November, normally one of the driest months of the year already, did nothing to help alleviate the dry conditions. A scant 0.25 inches of water equivalent precipitation was recorded in Glendive for the month, two tenths lower than the 30-year average of 0.45 inches. What precipitation there was resulted from the 2.6 inches of snowfall Glendive recorded in November — which Hickford noted beat the November average of 2.2 inches — but nearly all that snow fell on the month’s first weekend, with 1.2 inches of it falling on Nov. 4.
Besides being dry, November ended up being quite warm. Given that the month started off cold and snowy, the average mean temperature really wasn’t that far off the norm — the average mean for November 2017 was 33.3 degrees, just over the historic average of 33 degrees — but the last week or so of the month was particularly sweltering.
Over the course of the Thanksgiving holiday, from Nov. 22-24, Glendive set or tied new record highs for each of those three days.

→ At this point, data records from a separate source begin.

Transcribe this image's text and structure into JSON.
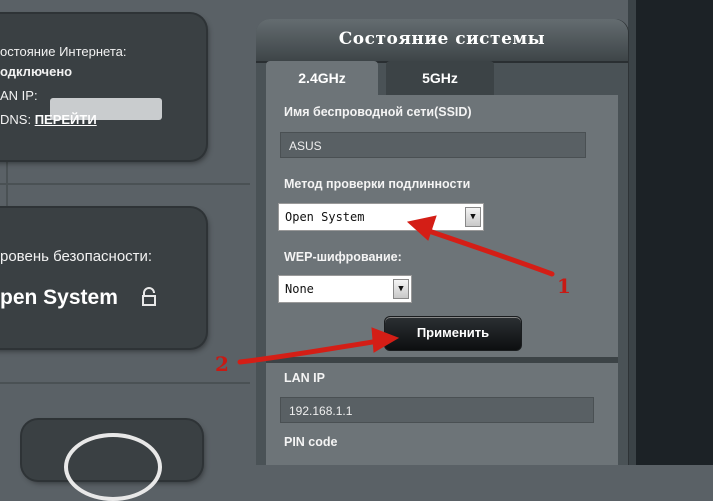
{
  "internet_card": {
    "status_label": "остояние Интернета:",
    "status_value": "одключено",
    "lan_ip_label": "AN IP:",
    "dns_label": "DNS:",
    "dns_link": "ПЕРЕЙТИ"
  },
  "security_card": {
    "title": "ровень безопасности:",
    "value": "pen System"
  },
  "panel": {
    "title": "Состояние системы",
    "tabs": [
      {
        "label": "2.4GHz"
      },
      {
        "label": "5GHz"
      }
    ],
    "ssid_label": "Имя беспроводной сети(SSID)",
    "ssid_value": "ASUS",
    "auth_label": "Метод проверки подлинности",
    "auth_value": "Open System",
    "wep_label": "WEP-шифрование:",
    "wep_value": "None",
    "apply_label": "Применить",
    "lan_ip_label": "LAN IP",
    "lan_ip_value": "192.168.1.1",
    "pin_label": "PIN code"
  },
  "annotations": {
    "num1": "1",
    "num2": "2",
    "arrow_color": "#d41e16"
  },
  "icons": {
    "lock": "lock-icon",
    "dropdown": "chevron-down-icon"
  }
}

Thanksgiving Day saw a recorded temperature of 65 degrees in Glendive, tying the old record for turkey day set back in 1954. Black Friday was the hottest day of the month, with the temperature peaking at 66 degrees.
However, meteorologist Brandon Bigelbach noted that the Thanksgiving Day temperatures in Glendive were mild compared to many other places around Eastern Montana. Glasgow shattered their old record for the day by 12 degrees while Sidney, Wolf Point and Malta all saw their Thanksgiving Day temperatures soar 10 degrees higher than their old records and Miles City set a new record 11 degrees higher than the old one.
“Some of them not only broke their old records, they destroyed them,” Bigelbach said.
The cause of the recent heat wave has been a stubborn ridge of high pressure that’s refused to budge from over the region, Hickford said.
However, Hickford added that the high pressure is starting to weaken and looks to be on its way out, signified at the beginning of this week with much colder tempertatures on Monday followed by steady snow flurries and accumulationon Tuesday.
Tuesday’s snowstorm, though it quickly melted by that afternoon, created quite a mess for a while on Interstate 94 between Glendive and Terry, with very icy conditions.
“There was probably a 10-mile stretch that was pretty bad,” said Montana Highway Patrol Trooper Joel Gramm.
Gramm noted that there were two accidents involving semi trucks near mile marker 189, just over the county line in Prairie County. One of those trucks jacknifed in the eastbound driving lane, which led to the eastbound lanes of I-94 being closed for nearly two hours. Gramm added that the Bad Route Rest Area became choked with semi trucks, many of whom he said had pulled off the road to wait for better conditions long before the eastbound lanes of the interstate were actually closed.
According to Bigelbach, the Climate Prediction Center has called for Eastern Montana to experience a “colder and wetter than normal” December. However, Hickford added that while cooler weather is in the forecast in the coming weeks, any precipitation significant enough to make any headway against the area’s precipitaiton deficit remains elusive.
“We’re seeing some signs, at least way out in the forecast, of the colder,” Hickford said.
Reach Jason Stuart at firstname.lastname@example.org.